Events aim to increase awareness of suicide
One of the deepest ways people deal with grief is by turning their pain into a desire to help others, says Dr. Ralph May.
May, co-chairman of the Suicide Task Force of Indiana County, has had the chance to see individuals undergo such transformations firsthand.
He counts among the bravest of them Cindy and Steve Vrana.
The Clymer couple lost Cindy’s daughter and Steve’s stepdaughter, Desa Bane, in October. The 15-year-old Penns Manor High School student had committed suicide.
“They have not let the loss destroy them, and they’re helping others,” said May, who is also the chief clinical guidance officer at the Community Guidance Center in White Township.
“These are extraordinary people. They’ve experienced the loss of their daughter under circumstances which are terrible. And they continue to process through their grief, but one of the things they’ve been able to do is that.”
Not long after Desa’s death, the Clymer couple became involved with the Suicide Task Force.
Their involvement quickly evolved into efforts to spearhead a number of events, among them, the Walk for a Wonderful Life, which aims to show support for and increase awareness of suicide.
The walk will take place 3 p.m. Sept. 8 at Mack Park in White Township. It marks the beginning of National Suicide Prevention week.
Registration begins at 1 p.m. In addition to the 5k walk, the event will also feature speakersOther events that the task force will host during suicide prevention week include the Sept. 10 Lights of Love night — part of a national effort where everyone is asked to leave a light on in their home to support suicide awareness —and a candlelight vigil at 8 p.m. Sept. 14 at Memorial Park.The Vranas, both 46, decided to organize the Walk for a Wonderful Life after taking part in the national Out of Darkness walk in June. They walked 16.5 miles at the overnight walk in Washington, DC.
There, they were able to connect with others whose lives had been impacted by suicide, either through a loved one’s situation or their own. Walkers wore beads to signify the distinction.
“It allowed you to bond with people because you knew by what bead they wore who it was they lost,” Steve said.
“It made it easier. There are a lot of people out there that suffer or struggle with suicide and it just gives you the understanding that you’re not alone.”
Showing others that they are not alone is a big part of the upcoming events, according to the Vranas.

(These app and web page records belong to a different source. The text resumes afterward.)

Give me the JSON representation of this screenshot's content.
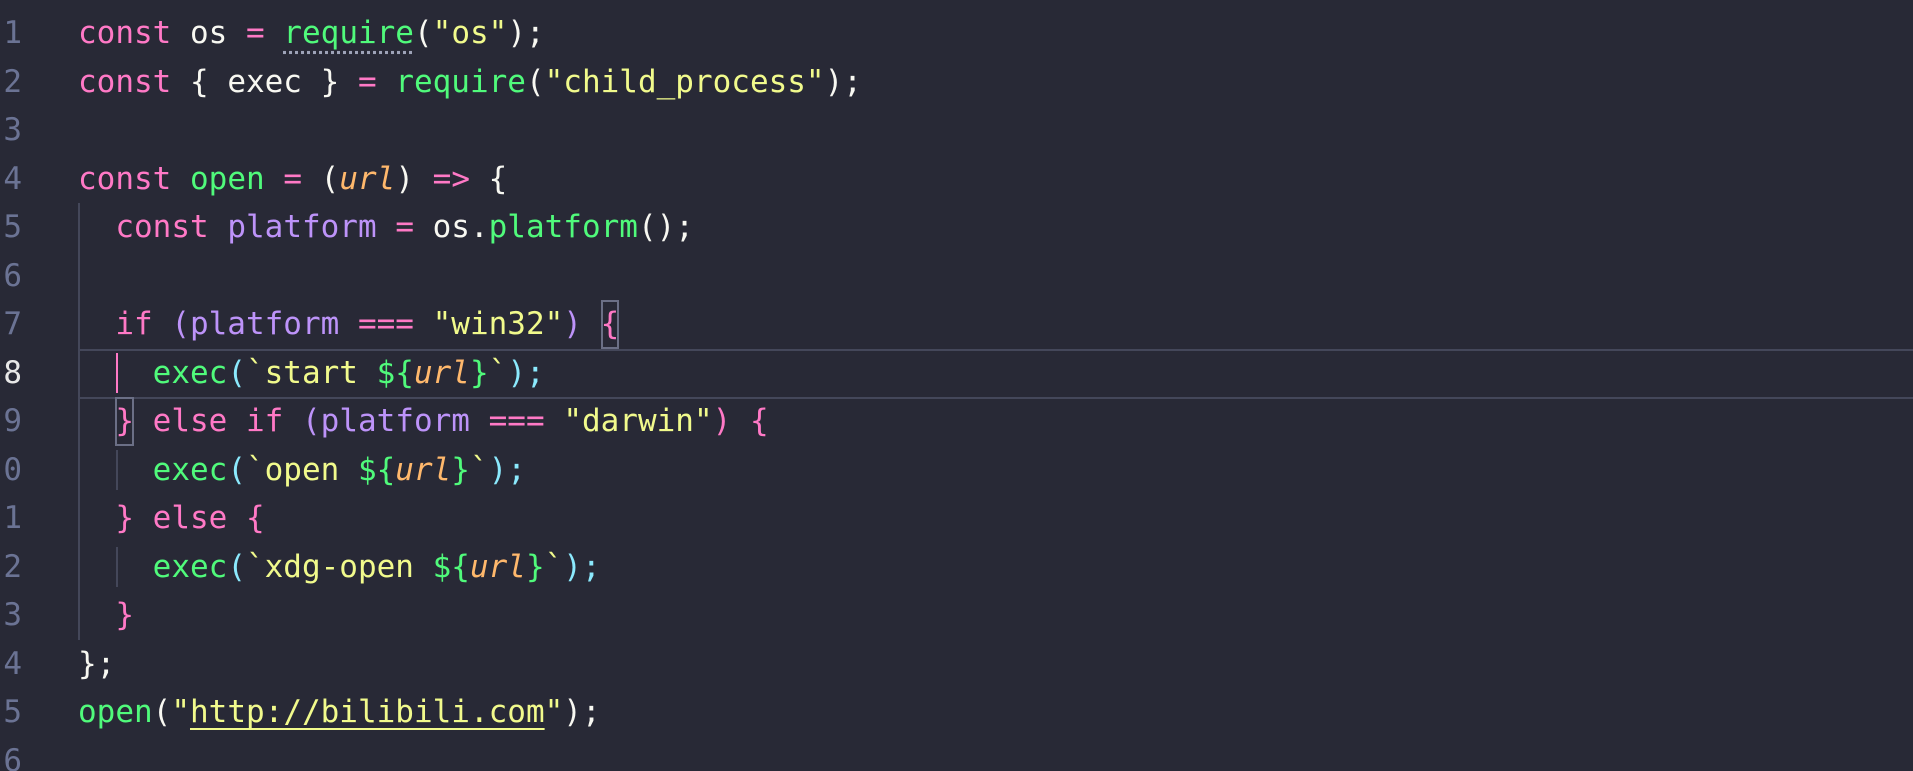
{
  "editor": {
    "language": "javascript",
    "theme": {
      "background": "#282936",
      "keyword": "#ff79c6",
      "function": "#50fa7b",
      "string": "#f1fa8c",
      "variable_purple": "#bd93f9",
      "parameter": "#ffb86c",
      "line_number": "#6b7394"
    },
    "active_line": 8,
    "line_numbers": [
      "1",
      "2",
      "3",
      "4",
      "5",
      "6",
      "7",
      "8",
      "9",
      "0",
      "1",
      "2",
      "3",
      "4",
      "5",
      "6"
    ],
    "lines": [
      {
        "tokens": [
          {
            "t": "const",
            "c": "k"
          },
          {
            "t": " os ",
            "c": "v"
          },
          {
            "t": "=",
            "c": "op"
          },
          {
            "t": " ",
            "c": "p"
          },
          {
            "t": "require",
            "c": "f",
            "sq": true
          },
          {
            "t": "(",
            "c": "p"
          },
          {
            "t": "\"os\"",
            "c": "s"
          },
          {
            "t": ");",
            "c": "p"
          }
        ]
      },
      {
        "tokens": [
          {
            "t": "const",
            "c": "k"
          },
          {
            "t": " { exec } ",
            "c": "v"
          },
          {
            "t": "=",
            "c": "op"
          },
          {
            "t": " ",
            "c": "p"
          },
          {
            "t": "require",
            "c": "f"
          },
          {
            "t": "(",
            "c": "p"
          },
          {
            "t": "\"child_process\"",
            "c": "s"
          },
          {
            "t": ");",
            "c": "p"
          }
        ]
      },
      {
        "tokens": []
      },
      {
        "tokens": [
          {
            "t": "const",
            "c": "k"
          },
          {
            "t": " ",
            "c": "p"
          },
          {
            "t": "open",
            "c": "f"
          },
          {
            "t": " ",
            "c": "p"
          },
          {
            "t": "=",
            "c": "op"
          },
          {
            "t": " (",
            "c": "p"
          },
          {
            "t": "url",
            "c": "pr"
          },
          {
            "t": ") ",
            "c": "p"
          },
          {
            "t": "=>",
            "c": "op"
          },
          {
            "t": " {",
            "c": "p"
          }
        ]
      },
      {
        "tokens": [
          {
            "t": "  ",
            "c": "p"
          },
          {
            "t": "const",
            "c": "k"
          },
          {
            "t": " ",
            "c": "p"
          },
          {
            "t": "platform",
            "c": "vp"
          },
          {
            "t": " ",
            "c": "p"
          },
          {
            "t": "=",
            "c": "op"
          },
          {
            "t": " os.",
            "c": "v"
          },
          {
            "t": "platform",
            "c": "f"
          },
          {
            "t": "();",
            "c": "p"
          }
        ]
      },
      {
        "tokens": []
      },
      {
        "tokens": [
          {
            "t": "  ",
            "c": "p"
          },
          {
            "t": "if",
            "c": "k"
          },
          {
            "t": " (",
            "c": "vp"
          },
          {
            "t": "platform",
            "c": "vp"
          },
          {
            "t": " ",
            "c": "p"
          },
          {
            "t": "===",
            "c": "op"
          },
          {
            "t": " ",
            "c": "p"
          },
          {
            "t": "\"win32\"",
            "c": "s"
          },
          {
            "t": ") ",
            "c": "vp"
          },
          {
            "t": "{",
            "c": "pk",
            "bm": true
          }
        ]
      },
      {
        "tokens": [
          {
            "t": "    ",
            "c": "p"
          },
          {
            "t": "exec",
            "c": "f"
          },
          {
            "t": "(",
            "c": "tb"
          },
          {
            "t": "`start ",
            "c": "s"
          },
          {
            "t": "${",
            "c": "f"
          },
          {
            "t": "url",
            "c": "pr"
          },
          {
            "t": "}",
            "c": "f"
          },
          {
            "t": "`",
            "c": "s"
          },
          {
            "t": ");",
            "c": "tb"
          }
        ]
      },
      {
        "tokens": [
          {
            "t": "  ",
            "c": "p"
          },
          {
            "t": "}",
            "c": "pk",
            "bm": true
          },
          {
            "t": " ",
            "c": "p"
          },
          {
            "t": "else",
            "c": "k"
          },
          {
            "t": " ",
            "c": "p"
          },
          {
            "t": "if",
            "c": "k"
          },
          {
            "t": " (",
            "c": "vp"
          },
          {
            "t": "platform",
            "c": "vp"
          },
          {
            "t": " ",
            "c": "p"
          },
          {
            "t": "===",
            "c": "op"
          },
          {
            "t": " ",
            "c": "p"
          },
          {
            "t": "\"darwin\"",
            "c": "s"
          },
          {
            "t": ") {",
            "c": "pk"
          }
        ]
      },
      {
        "tokens": [
          {
            "t": "    ",
            "c": "p"
          },
          {
            "t": "exec",
            "c": "f"
          },
          {
            "t": "(",
            "c": "tb"
          },
          {
            "t": "`open ",
            "c": "s"
          },
          {
            "t": "${",
            "c": "f"
          },
          {
            "t": "url",
            "c": "pr"
          },
          {
            "t": "}",
            "c": "f"
          },
          {
            "t": "`",
            "c": "s"
          },
          {
            "t": ");",
            "c": "tb"
          }
        ]
      },
      {
        "tokens": [
          {
            "t": "  ",
            "c": "p"
          },
          {
            "t": "}",
            "c": "pk"
          },
          {
            "t": " ",
            "c": "p"
          },
          {
            "t": "else",
            "c": "k"
          },
          {
            "t": " ",
            "c": "p"
          },
          {
            "t": "{",
            "c": "pk"
          }
        ]
      },
      {
        "tokens": [
          {
            "t": "    ",
            "c": "p"
          },
          {
            "t": "exec",
            "c": "f"
          },
          {
            "t": "(",
            "c": "tb"
          },
          {
            "t": "`xdg-open ",
            "c": "s"
          },
          {
            "t": "${",
            "c": "f"
          },
          {
            "t": "url",
            "c": "pr"
          },
          {
            "t": "}",
            "c": "f"
          },
          {
            "t": "`",
            "c": "s"
          },
          {
            "t": ");",
            "c": "tb"
          }
        ]
      },
      {
        "tokens": [
          {
            "t": "  ",
            "c": "p"
          },
          {
            "t": "}",
            "c": "pk"
          }
        ]
      },
      {
        "tokens": [
          {
            "t": "};",
            "c": "p"
          }
        ]
      },
      {
        "tokens": [
          {
            "t": "open",
            "c": "f"
          },
          {
            "t": "(",
            "c": "p"
          },
          {
            "t": "\"",
            "c": "s"
          },
          {
            "t": "http://bilibili.com",
            "c": "s",
            "link": true
          },
          {
            "t": "\"",
            "c": "s"
          },
          {
            "t": ");",
            "c": "p"
          }
        ]
      },
      {
        "tokens": []
      }
    ]
  }
}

“We always say, ‘we can’t bring Desa back, but we can help somebody else,’” Cindy said.
Those with the task force aim to provide support to people struggling with suicide in any number of ways, be it through the death of a loved one or their own personal battles.
“We want everybody to know that help is just a phone call away,” Cindy said. “Hopefully, somebody gets pulled in the right direction if they’re struggling.”
While the walk takes its name from the classic Jimmy Stewart movie, it wasn’t until she began organizing the events that Cindy realized the connection, she said.
She had never seen the movie before, but when she did, the ties between its message and the event were clear.
“I had no clue the movie was about suicide,” she said.
The Vranas and others with the task force plan to make the Walk for a Wonderful Life an annual event.
The task force, which reorganized this year, has been in existence since at least the ’80s. Its membership includes representatives from more than 30 groups in the region, among them those from law enforcement, social service agencies, schools and mental health organizations.
Its efforts to help people dealing with suicide include a network of support services and public outreach campaigns.
“Sometimes you struggle alone with something like that when connecting can help you,” said Bonni Dunlap. Director of Indiana County Human Services, she is also a task force co-chairwoman.
The group also works to host trainings for the general public and those involved in education so that they can learn to identify suicide risk factors.
“It’s just very relevant and very important that this information gets out to the public,” said Kathleen Abbey-Baker, task force coordinator.
Suicide, she said, is not something to be ashamed of, but part of mental illness. Efforts to remove the stigma surrounding suicide may enable those suffering to seek help.
“Mental illness is an illness just like any other illness,” she said. “You go to a doctor and you get it treated.”
According to reports from County Coroner Michael Baker, 13 people in Indiana were victims of suicide last year. While the numbers are in the average range, the ages of the victims are troubling. Like Bane, many of those who took their lives last year were young.
The average age of suicides in the county last year was 35, among them, Bane and another teenager.
A number of years ago, local suicides were seen at a rate of between three and five a year, according to Abbey-Baker. Now between 10 and 15 per year is not uncommon.
“It’s a problem that is growing state and nationwide,” she said.
The Vranas hope that events like the walk will help turn the problem around, one step at a time.
“If it takes us reaching 1,000 people to reach just one,” Steve said. “It was a successful mission.”
Registration details, as well as suicide support information, are available at the task force’s website: www.stf32.com.